Luckily, formal evaluation of the feathered dinosaurs using this technique is in the pipeline. As co-author of the study Richard Prum told NatGeo, "We are eagerly hoping to be able to work on some of the Chinese dinosaur feathers to try to reconstruct the colors of the feathered dinosaurs." So, the days of drawing these dinosaurs with whatever day-glo magenta stripes you like may be over.
Above: Tail feathers of Microraptor specimen TNP0099624, from figure 2 in Xu et al. 2003. Could these show the color in life or iridescence? Future studies will find out.

And does anybody else remember that very old bit of goss from the DML about a Velociraptor specimen with associated feather proteins that could reveal the color...?

Wednesday, August 19, 2009

PteroGoss

Above: Mark Witton explains why pterosaurs are so bad-ass. Copyright BBC.

Nothing much to report in the way of good goss lately. It's been quiet in the world of dinosaurology... almost too quiet...

But not so if you're also a big pterodactyl geek. This is not PteroGoss but I'll link to a few awesome stories coming out lately...

Eudimorphodon rosenfeldi has been assigned to a new genus, Carniadactylus, in a sweet paper looking at relationships of primitive pterosaurs. The authors also consider the super-weird Raeticodactylus to actually be a synonym of the contemporary Caviramus. Here's the article from Wikipedia.
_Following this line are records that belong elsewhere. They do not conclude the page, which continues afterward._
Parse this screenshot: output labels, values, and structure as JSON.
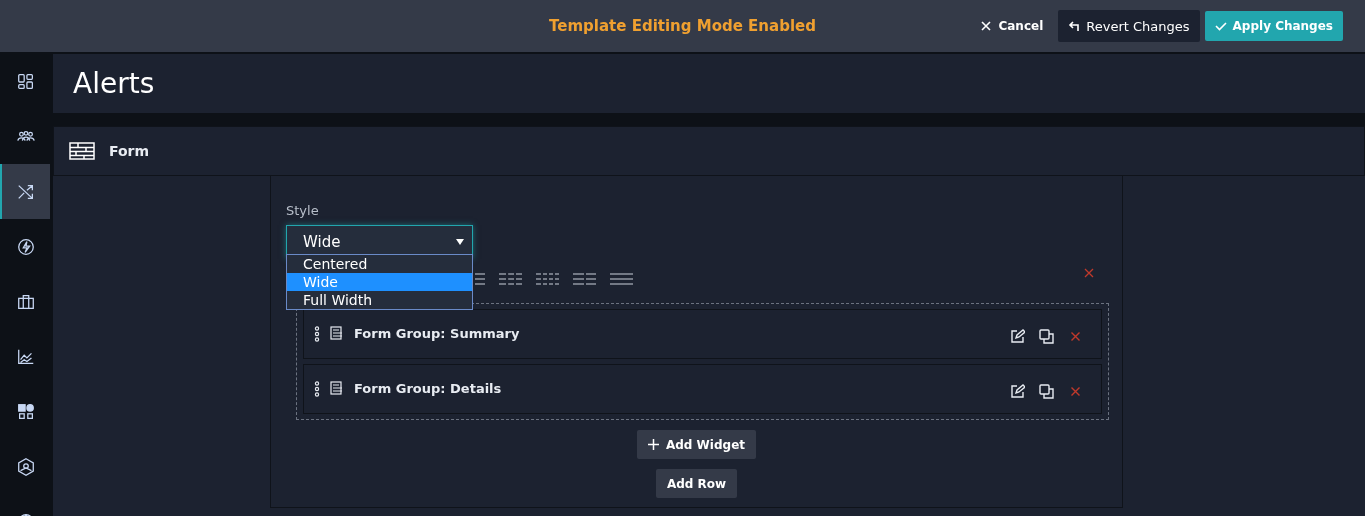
{
  "top_bar": {
    "mode_text": "Template Editing Mode Enabled",
    "buttons": [
      {
        "label": "Cancel",
        "kind": "cancel"
      },
      {
        "label": "Revert Changes",
        "kind": "revert"
      },
      {
        "label": "Apply Changes",
        "kind": "apply"
      }
    ]
  },
  "sidebar": {
    "items": [
      {
        "selected": false
      },
      {
        "selected": false
      },
      {
        "selected": true
      },
      {
        "selected": false
      },
      {
        "selected": false
      },
      {
        "selected": false
      },
      {
        "selected": false
      },
      {
        "selected": false
      },
      {
        "selected": false
      }
    ]
  },
  "page_title": "Alerts",
  "section": {
    "title": "Form"
  },
  "style_field": {
    "label": "Style",
    "value": "Wide",
    "expanded": true,
    "options": [
      {
        "label": "Centered",
        "selected": false
      },
      {
        "label": "Wide",
        "selected": true
      },
      {
        "label": "Full Width",
        "selected": false
      }
    ]
  },
  "widgets": [
    {
      "title": "Form Group: Summary"
    },
    {
      "title": "Form Group: Details"
    }
  ],
  "add_widget": "Add Widget",
  "add_row": "Add Row"
}
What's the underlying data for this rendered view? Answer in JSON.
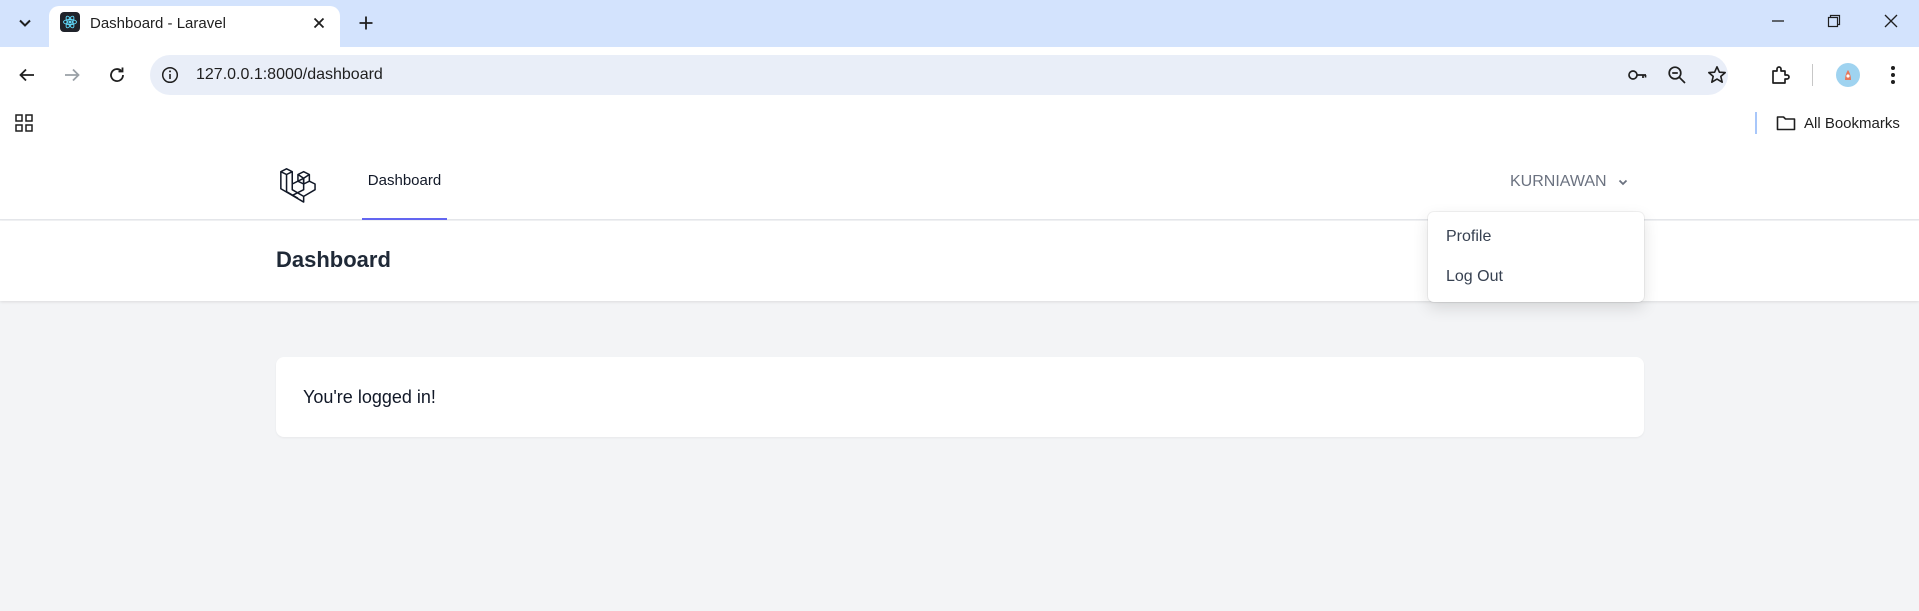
{
  "browser": {
    "tab_title": "Dashboard - Laravel",
    "url": "127.0.0.1:8000/dashboard",
    "bookmarks_label": "All Bookmarks"
  },
  "app": {
    "nav_dashboard": "Dashboard",
    "user_name": "KURNIAWAN",
    "page_title": "Dashboard",
    "message": "You're logged in!",
    "menu": [
      "Profile",
      "Log Out"
    ],
    "accent_color": "#6366f1"
  }
}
Mark Witton describes a new species of Tupuxuara, T. deliradamus! That translates as "crazy diamond," making it officially one of the most awesome pterosaur names that could also be a character in a Guy Ritchie film. Mark also sorted out the priority of Tupuxuaridae vs Thalassodromidae, which you can read about at his blog.

In other Mark Witton news, he's the subject of a new series of videos done by the BBC tracking the construction of several giant pterosaur models for an upcoming British exhibition. Check out TetZoo for more. Here's a link to the first video.

Above: Sketch of the upcoming outdoor pterosaur models at the Southbank Centre in London, for the Royal Society exhibition. Copyright BBC.

Lastly, today a new paper announced the discovery of the first known pterosaur landing tracks. The tracks suggest they landed like birds, feet-first, flapping their wings to stall before dropping onto all fours. Here's the article from New Scientist.